Go over the material below and report every line that contains the word "this".
:::
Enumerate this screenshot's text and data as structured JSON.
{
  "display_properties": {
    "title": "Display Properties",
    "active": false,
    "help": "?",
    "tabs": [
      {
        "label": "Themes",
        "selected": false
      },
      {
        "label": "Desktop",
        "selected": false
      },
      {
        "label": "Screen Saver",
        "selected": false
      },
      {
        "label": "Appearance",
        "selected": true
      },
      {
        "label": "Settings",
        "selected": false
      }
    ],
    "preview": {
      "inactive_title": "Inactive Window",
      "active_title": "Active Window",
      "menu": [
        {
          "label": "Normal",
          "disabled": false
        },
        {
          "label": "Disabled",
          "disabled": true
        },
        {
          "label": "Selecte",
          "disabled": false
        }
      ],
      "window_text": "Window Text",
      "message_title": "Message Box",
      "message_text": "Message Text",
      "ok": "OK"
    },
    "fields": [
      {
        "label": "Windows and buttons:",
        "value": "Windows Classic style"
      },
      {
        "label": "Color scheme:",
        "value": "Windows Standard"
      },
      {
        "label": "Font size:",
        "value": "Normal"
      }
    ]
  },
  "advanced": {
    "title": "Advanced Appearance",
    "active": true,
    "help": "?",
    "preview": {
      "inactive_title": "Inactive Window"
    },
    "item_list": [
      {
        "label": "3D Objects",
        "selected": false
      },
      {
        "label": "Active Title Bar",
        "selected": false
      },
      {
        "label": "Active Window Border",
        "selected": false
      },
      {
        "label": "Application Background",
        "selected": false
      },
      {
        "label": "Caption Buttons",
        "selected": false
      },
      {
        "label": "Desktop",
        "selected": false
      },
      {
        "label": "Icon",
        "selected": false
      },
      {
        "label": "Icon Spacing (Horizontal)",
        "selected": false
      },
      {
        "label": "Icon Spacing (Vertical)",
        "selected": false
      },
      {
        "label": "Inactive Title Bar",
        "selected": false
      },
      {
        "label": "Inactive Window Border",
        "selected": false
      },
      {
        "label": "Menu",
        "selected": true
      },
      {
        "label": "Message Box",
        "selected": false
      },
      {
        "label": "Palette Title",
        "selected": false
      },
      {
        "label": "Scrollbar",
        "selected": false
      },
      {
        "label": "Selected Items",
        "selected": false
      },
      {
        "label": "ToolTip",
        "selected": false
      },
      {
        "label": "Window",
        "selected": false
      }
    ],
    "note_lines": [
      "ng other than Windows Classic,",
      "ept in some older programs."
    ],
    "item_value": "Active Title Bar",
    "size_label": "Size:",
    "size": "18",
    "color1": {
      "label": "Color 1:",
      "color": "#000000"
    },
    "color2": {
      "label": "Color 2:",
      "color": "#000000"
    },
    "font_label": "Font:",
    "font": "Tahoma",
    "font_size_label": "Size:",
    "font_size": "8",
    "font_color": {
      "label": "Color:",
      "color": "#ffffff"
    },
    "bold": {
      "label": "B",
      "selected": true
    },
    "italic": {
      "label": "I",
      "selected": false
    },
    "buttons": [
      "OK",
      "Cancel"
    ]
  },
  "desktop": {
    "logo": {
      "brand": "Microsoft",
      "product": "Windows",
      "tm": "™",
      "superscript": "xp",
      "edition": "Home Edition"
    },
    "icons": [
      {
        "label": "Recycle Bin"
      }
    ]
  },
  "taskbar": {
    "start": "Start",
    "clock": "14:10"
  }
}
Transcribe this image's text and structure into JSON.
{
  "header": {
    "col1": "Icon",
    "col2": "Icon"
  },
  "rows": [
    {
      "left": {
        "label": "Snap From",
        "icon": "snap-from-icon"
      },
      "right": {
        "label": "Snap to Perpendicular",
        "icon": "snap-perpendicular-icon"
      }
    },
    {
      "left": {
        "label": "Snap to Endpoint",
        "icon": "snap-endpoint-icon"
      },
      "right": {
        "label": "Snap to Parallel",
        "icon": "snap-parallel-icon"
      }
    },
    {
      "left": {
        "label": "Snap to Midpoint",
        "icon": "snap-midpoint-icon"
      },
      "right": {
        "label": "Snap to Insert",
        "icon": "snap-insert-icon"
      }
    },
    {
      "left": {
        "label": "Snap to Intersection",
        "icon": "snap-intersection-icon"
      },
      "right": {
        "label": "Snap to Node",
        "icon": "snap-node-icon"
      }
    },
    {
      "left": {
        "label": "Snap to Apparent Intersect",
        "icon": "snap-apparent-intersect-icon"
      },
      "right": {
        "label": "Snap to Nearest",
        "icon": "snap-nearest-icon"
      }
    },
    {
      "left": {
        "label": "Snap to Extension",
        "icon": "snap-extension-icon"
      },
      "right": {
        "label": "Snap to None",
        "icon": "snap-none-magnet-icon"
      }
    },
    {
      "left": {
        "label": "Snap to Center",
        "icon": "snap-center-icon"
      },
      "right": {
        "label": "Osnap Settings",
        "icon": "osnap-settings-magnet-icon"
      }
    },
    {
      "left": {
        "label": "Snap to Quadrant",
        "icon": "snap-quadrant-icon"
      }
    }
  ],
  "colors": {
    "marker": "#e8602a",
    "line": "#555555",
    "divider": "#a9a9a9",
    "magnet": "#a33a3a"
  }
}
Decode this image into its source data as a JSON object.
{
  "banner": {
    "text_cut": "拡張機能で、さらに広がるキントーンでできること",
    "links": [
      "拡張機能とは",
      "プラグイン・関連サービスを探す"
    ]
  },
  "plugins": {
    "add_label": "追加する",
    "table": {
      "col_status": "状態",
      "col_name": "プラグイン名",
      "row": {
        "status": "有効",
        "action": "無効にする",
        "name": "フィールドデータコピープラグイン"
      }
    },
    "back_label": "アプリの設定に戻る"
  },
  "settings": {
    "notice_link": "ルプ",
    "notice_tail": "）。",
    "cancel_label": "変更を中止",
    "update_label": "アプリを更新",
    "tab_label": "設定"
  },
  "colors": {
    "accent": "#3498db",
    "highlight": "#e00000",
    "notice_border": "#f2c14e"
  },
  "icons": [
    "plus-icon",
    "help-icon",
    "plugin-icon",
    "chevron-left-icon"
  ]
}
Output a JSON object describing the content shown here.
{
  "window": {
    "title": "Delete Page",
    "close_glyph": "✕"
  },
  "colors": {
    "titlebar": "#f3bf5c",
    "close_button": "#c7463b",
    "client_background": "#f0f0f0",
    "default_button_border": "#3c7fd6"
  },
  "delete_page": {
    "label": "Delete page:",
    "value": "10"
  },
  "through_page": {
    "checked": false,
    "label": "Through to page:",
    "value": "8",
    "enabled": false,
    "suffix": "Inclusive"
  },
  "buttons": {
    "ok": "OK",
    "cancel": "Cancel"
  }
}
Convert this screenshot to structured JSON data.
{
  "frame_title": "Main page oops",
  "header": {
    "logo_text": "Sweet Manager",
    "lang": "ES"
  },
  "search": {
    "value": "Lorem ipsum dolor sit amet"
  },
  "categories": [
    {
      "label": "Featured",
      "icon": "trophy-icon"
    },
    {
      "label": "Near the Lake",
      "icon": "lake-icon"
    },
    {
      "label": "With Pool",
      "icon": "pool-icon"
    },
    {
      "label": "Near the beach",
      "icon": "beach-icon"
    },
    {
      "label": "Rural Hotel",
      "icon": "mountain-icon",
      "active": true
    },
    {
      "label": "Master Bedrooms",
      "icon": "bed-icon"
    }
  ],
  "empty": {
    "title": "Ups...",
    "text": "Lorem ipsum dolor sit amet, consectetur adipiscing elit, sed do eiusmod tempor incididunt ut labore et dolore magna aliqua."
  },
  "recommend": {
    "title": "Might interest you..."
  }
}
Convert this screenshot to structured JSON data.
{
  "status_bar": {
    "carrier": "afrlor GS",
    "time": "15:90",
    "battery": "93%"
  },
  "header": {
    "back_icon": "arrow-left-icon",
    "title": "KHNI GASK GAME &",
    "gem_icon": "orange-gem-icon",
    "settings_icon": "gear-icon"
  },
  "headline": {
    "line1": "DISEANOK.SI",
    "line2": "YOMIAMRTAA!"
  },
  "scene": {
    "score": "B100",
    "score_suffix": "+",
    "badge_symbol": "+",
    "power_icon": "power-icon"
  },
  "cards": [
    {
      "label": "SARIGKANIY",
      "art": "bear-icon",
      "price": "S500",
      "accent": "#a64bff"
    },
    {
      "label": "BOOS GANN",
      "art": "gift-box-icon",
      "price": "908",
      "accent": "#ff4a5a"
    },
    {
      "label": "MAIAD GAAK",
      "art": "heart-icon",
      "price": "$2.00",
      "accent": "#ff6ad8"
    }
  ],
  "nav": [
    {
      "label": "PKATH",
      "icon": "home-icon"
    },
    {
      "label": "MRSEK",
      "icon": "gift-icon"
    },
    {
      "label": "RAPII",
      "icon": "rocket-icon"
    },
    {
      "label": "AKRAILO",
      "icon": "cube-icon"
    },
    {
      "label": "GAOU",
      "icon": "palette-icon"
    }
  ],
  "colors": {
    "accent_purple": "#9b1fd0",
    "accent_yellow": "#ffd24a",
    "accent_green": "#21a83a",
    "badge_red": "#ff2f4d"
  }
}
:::
Task output
Enumerate this screenshot's text and data as structured JSON.
Transcribe this image's text and structure into JSON.
Decode this image into its source data as a JSON object.
Convert this screenshot to structured JSON data.
Convert this screenshot to structured JSON data.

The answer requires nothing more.